┌─ Recorded information

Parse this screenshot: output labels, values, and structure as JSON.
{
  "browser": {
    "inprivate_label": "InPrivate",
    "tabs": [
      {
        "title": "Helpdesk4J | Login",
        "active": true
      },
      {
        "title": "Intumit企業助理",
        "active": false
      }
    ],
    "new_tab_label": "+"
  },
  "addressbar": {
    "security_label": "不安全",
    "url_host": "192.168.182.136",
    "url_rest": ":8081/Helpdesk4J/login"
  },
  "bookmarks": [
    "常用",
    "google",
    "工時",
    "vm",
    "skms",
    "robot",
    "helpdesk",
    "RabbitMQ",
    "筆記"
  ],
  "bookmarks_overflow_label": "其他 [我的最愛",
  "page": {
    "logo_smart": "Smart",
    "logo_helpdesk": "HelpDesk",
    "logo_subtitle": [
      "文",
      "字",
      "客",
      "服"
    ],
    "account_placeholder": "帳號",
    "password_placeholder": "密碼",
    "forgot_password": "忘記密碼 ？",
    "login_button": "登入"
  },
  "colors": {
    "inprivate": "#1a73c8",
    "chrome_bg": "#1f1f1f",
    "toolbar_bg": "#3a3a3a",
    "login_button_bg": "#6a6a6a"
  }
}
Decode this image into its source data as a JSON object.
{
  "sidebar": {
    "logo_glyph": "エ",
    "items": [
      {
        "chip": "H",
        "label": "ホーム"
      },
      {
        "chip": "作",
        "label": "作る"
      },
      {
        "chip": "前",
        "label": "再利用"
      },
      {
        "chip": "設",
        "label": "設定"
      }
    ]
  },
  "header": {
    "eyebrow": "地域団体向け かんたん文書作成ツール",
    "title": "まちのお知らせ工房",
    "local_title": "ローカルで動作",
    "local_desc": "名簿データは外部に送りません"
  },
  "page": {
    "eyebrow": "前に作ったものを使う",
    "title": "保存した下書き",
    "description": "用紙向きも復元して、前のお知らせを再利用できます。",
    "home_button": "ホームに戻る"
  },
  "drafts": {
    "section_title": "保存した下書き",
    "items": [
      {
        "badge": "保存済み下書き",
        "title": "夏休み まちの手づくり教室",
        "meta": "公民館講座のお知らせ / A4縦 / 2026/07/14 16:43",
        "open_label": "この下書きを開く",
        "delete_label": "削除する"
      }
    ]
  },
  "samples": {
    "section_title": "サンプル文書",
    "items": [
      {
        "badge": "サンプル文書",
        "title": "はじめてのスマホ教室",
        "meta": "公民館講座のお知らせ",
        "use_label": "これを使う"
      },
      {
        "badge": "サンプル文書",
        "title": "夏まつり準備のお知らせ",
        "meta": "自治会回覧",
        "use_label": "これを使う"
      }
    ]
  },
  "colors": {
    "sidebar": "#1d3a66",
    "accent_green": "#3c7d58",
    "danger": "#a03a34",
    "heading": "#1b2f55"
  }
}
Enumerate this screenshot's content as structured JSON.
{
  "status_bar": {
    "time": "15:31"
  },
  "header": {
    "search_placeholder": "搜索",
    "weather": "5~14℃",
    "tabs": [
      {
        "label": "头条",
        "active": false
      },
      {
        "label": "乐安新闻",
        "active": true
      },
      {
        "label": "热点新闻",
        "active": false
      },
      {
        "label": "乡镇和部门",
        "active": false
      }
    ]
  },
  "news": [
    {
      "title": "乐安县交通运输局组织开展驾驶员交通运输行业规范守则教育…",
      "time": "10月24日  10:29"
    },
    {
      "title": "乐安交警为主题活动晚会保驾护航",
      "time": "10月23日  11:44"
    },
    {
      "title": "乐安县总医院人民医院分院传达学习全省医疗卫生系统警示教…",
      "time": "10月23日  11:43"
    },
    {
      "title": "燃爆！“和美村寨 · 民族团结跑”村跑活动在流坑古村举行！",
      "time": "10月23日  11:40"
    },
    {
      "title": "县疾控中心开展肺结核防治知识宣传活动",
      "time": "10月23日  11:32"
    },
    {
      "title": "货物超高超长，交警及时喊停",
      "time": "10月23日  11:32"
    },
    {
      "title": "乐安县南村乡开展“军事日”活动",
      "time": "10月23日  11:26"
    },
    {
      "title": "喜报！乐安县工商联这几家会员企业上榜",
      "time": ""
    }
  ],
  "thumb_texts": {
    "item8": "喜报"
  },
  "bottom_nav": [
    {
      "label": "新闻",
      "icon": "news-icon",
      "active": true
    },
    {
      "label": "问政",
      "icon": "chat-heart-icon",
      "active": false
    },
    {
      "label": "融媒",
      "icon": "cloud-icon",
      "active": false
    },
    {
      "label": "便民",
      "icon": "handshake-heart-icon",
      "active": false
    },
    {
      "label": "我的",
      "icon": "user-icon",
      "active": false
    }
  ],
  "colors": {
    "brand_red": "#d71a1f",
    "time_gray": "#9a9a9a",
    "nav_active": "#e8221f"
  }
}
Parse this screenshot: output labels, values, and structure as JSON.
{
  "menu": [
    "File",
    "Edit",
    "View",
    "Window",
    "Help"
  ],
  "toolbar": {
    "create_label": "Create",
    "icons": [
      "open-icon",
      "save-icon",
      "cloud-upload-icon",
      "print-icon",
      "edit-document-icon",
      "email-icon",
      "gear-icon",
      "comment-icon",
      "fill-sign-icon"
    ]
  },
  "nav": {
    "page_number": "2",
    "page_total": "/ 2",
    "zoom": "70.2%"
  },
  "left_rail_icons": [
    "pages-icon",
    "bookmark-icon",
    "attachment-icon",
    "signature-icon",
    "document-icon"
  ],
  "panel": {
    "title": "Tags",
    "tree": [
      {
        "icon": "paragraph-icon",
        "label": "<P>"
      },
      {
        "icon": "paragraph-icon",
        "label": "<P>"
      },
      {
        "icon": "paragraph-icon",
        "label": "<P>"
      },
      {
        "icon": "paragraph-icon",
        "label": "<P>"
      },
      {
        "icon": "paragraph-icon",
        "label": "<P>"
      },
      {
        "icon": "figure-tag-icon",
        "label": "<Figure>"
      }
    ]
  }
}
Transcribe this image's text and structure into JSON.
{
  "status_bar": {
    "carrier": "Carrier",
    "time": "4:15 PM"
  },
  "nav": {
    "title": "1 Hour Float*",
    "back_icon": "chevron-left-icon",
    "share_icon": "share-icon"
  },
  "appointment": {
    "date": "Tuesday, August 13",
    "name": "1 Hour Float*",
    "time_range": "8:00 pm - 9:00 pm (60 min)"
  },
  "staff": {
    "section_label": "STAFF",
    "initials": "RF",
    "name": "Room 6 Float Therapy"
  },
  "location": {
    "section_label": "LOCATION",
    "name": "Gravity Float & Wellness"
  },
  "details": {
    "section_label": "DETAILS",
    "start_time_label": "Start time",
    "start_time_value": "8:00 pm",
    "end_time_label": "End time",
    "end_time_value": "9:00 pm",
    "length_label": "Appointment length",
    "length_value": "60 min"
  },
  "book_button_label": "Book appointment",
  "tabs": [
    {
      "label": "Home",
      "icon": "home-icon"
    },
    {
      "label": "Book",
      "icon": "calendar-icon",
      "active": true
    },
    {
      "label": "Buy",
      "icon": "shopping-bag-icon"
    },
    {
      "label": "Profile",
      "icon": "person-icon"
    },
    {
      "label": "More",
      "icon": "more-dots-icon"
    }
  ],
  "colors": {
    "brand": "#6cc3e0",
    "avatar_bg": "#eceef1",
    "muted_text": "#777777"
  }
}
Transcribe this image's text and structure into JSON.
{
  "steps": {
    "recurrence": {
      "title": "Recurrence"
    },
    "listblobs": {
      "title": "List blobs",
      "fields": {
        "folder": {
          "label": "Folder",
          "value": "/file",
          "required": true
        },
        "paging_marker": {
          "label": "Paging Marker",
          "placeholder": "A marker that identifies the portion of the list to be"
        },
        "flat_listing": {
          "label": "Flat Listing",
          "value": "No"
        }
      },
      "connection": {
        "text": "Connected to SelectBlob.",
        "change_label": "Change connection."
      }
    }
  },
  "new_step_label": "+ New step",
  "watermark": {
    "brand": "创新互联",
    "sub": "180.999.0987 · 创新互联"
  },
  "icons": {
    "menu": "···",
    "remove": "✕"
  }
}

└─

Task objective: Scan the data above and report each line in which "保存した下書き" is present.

Answer space:
    "title": "保存した下書き",
    "section_title": "保存した下書き",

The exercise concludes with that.